Building Research Capacity

A key initiative of Defender Legal Services (DLS) is expanding the research capacity of public defenders across the country. We help public defense agencies use data and research to provide quality public defense services to clients, advocate for much-needed funding, and promote systems-level reform. DLS educates and trains defenders on research, developing tools and resources to improve data collection and analysis and provides technical assistance on a broad range of relevant issues.

Current projects include:

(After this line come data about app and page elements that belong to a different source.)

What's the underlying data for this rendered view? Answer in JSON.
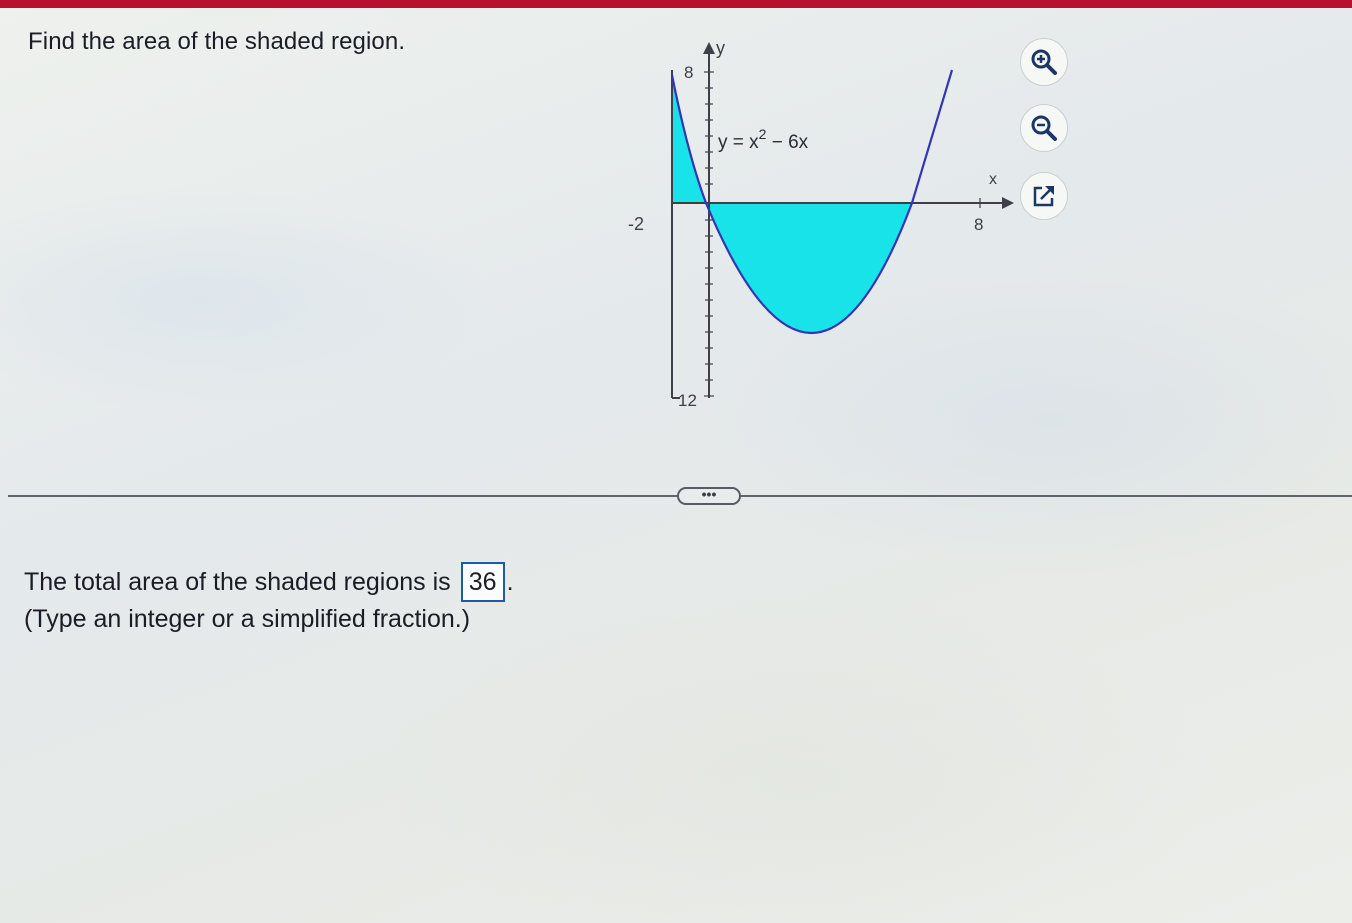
{
  "question": {
    "text": "Find the area of the shaded region."
  },
  "graph": {
    "y_axis_label": "y",
    "x_axis_label": "x",
    "y_top_tick": "8",
    "y_bottom_tick": "12",
    "x_left_tick": "-2",
    "x_right_tick": "8",
    "curve_label_prefix": "y = x",
    "curve_label_exp": "2",
    "curve_label_suffix": " − 6x",
    "fill_color": "#17e3e8",
    "curve_color": "#3434b5"
  },
  "tools": {
    "zoom_in_icon": "zoom-in-icon",
    "zoom_out_icon": "zoom-out-icon",
    "popout_icon": "external-link-icon"
  },
  "divider": {
    "more_label": "•••"
  },
  "answer": {
    "prefix": "The total area of the shaded regions is",
    "value": "36",
    "suffix": ".",
    "hint": "(Type an integer or a simplified fraction.)"
  }
}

  • The Defender Data Exchange, a groundbreaking researcher-practitioner project that pairs public defender organizations in need of data analysis with criminal justice student researchers;
  • The Defender Research Consortium, which convenes practitioners and researchers interested in building a body of research that helps defenders make evidence-based and data-driven decisions that improve public defense systems nationwide. 

For more information, contact Marea Beeman, Director of the Justice, Standards, Evaluation & Research Initiative at [email protected].

Key Resources

Increasing Analytics Capacity: A Toolkit for Public Defender Organizations - This toolkit, written by Meg Ledyard and Mark Erwin of Travis County, TX, offers a “maturity model” for understanding the data analytics capacity of indigent defense systems. Defenders can use its self-assessment tool to identify their strengths and weaknesses in five domains of analytics maturity: technology; analytics; people and skill; governance and collaboration; and adequate funding. Real-world examples of case management system requirements, data visualization tools, performance measures, and terms of a data-sharing agreement provide building blocks for defenders developing their own programs for analyzing data about their organizations.


Basic Data Every Defender Program Needs to Track: A Toolkit for Defender Leaders – This toolkit highlights the importance of data collection for defender offices. It identifies key information for defender leaders to collect and offers tips on how to compile that material and guidance on using it for self-evaluation and advocacy. The toolkit is targeted to managers of all types of indigent defense programs, including public defender offices, assigned counsel programs, and contract counsel programs. It includes a list of data points to be collected, promising practices for data collection, and screenshots from electronic case management systems.


Building In-House Research Capacity Toolkit – This handbook provides defender leaders with the tools necessary to set up in-house research positions at public defense agencies. The toolkit provides a framework to help defender leaders hire in-house researchers and identify necessary qualifications and responsibilities and includes a planning guide, sample job postings, and a sample research website. It also offers guidance regarding potential research partnerships, equipment needed for research, possible funding sources, and success stories.



North Carolina Systems Evaluation Project (NCSEP) – NLADA is a proud partner of the NCSEP Pilot Project, an initiative spearheaded by the North Carolina Office of Indigent Defense Services and funded by the Open Society Foundations. NCSEP defines the goals and objectives of a quality indigent defense system, as well as potential metrics to quantify system and client outcomes. This multi-state pilot project uses the metrics developed through NCSEP to conduct meaningful state-by-state comparisons of system performance and client outcomes.